Meeting a family from Moura, and having them welcome me instantly into their lives – puppies, cats and lambs included – was truly amazing. By spending the night with a local family, I was able to gain a first-hand experience of how the town and the local mine affected locals.

Coming from a city background of 'hiss, boo, mines are bad', it was great to be challenged by people whose way of life was sustained by the mines.

I suppose for me, being billeted to a local family made rural life less of an enigma and more of a real life option. It showed me that, as an occupational therapist, there are communities out there ready to welcome me with open arms.

Health simulations and workshops aside, the immersion in the community was what truly cemented my desire to work rurally.

On the first night of the GROW Rural program, we stayed at Myella Farm, a family-run farm-stay somewhere just left of the middle of nowhere.

Here, we had the opportunity to cuddle a joey kangaroo, milk a cow, and try our hand at whipping a whip and lassoing a fake bull. Suffice to say that I successfully lassoed myself and whipped myself many a time.

I should definitely leave the farming up to the farmers!

Parvati Dadwal: Doctor of Medicine

For any medical student wishing to explore rural medicine, the GROW Rural trip is a perfect opportunity to visit rural health services and facilities while undertaking clinical skill sessions. The 2018 GROW Rural trip was memorable in a way that I had never expected.

As part of the trip, GROW Rural students are hosted by local families. This year we stayed in Moura, a Queensland town of about 2000 people. My rural family included Ben, a 24-year-old who was diagnosed with cerebral palsy at an early age.

Cerebral palsy is a disability which affects movement and posture and can require multiple consultations with not only healthcare workers but other services such as education and employment.

In sharing our journeys, I was surprised to learn that someone as young as Ben preferred to live and work on a farm – a lifestyle that he valued over urban life. Like other families dealing with cerebral palsy, Ben and his family shared stories of toil and hardship, but also of love and acceptance. Through our conversations, I came to understand the clinical challenges Ben and his family face as a result of their decision to stay in Moura.

People living with disabilities in rural areas face difficulties that their peers seldom encounter in urban zones.

Even though rural residents generally experience barriers to access to primary health care, these problems are exacerbated for people with disabilities.

Ben deserves better.

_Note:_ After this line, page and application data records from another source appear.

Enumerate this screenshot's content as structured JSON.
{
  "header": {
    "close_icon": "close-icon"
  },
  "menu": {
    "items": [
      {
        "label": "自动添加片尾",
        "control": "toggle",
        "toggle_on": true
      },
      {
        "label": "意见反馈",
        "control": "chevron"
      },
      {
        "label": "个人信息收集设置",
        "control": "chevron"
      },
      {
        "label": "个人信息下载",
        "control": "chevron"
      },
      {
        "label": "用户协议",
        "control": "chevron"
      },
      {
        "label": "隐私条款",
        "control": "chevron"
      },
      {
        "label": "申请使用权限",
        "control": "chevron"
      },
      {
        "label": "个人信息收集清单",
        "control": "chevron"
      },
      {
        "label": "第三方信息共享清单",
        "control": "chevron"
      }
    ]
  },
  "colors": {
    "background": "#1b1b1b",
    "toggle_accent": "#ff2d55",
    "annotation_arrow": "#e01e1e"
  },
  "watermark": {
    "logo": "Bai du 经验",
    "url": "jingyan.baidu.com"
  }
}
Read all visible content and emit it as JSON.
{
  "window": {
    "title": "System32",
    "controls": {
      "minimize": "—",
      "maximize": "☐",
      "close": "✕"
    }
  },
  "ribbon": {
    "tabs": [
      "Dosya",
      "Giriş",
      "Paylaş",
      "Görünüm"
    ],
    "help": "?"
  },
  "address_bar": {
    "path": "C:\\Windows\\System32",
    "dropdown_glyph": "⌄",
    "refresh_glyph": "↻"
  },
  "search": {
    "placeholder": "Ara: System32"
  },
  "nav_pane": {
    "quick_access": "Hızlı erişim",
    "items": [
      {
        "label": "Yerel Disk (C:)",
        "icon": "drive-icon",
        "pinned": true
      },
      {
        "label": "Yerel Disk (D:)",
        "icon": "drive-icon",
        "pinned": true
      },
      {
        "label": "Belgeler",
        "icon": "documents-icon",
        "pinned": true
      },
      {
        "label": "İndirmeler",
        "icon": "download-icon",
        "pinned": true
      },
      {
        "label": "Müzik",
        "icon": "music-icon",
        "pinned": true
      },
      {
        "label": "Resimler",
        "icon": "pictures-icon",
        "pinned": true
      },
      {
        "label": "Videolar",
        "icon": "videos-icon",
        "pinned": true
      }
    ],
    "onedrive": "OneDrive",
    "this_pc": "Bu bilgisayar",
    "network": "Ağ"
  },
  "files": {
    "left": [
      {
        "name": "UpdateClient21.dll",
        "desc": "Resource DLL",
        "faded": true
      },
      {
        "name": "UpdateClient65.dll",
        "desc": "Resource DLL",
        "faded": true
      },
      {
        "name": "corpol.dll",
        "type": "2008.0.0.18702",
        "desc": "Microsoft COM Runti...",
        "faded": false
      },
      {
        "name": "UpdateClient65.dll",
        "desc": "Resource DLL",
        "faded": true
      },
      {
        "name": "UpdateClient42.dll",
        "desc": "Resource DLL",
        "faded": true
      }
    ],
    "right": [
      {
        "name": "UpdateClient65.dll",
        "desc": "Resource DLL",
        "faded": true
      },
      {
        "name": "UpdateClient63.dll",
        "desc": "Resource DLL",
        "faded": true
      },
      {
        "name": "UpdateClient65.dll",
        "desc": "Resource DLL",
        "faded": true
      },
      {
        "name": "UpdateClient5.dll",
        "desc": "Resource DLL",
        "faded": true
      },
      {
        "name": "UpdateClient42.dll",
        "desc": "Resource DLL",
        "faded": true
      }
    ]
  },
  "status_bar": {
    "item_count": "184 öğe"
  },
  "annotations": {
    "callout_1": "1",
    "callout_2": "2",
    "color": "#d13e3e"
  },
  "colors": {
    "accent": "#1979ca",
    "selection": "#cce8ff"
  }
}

GROW Rural provided me insight to what is often an invisible issue. The intersecting layers of vulnerability outline the urgent need for healthcare workers in rural areas.

More information GROW Rural, more images @HWQld.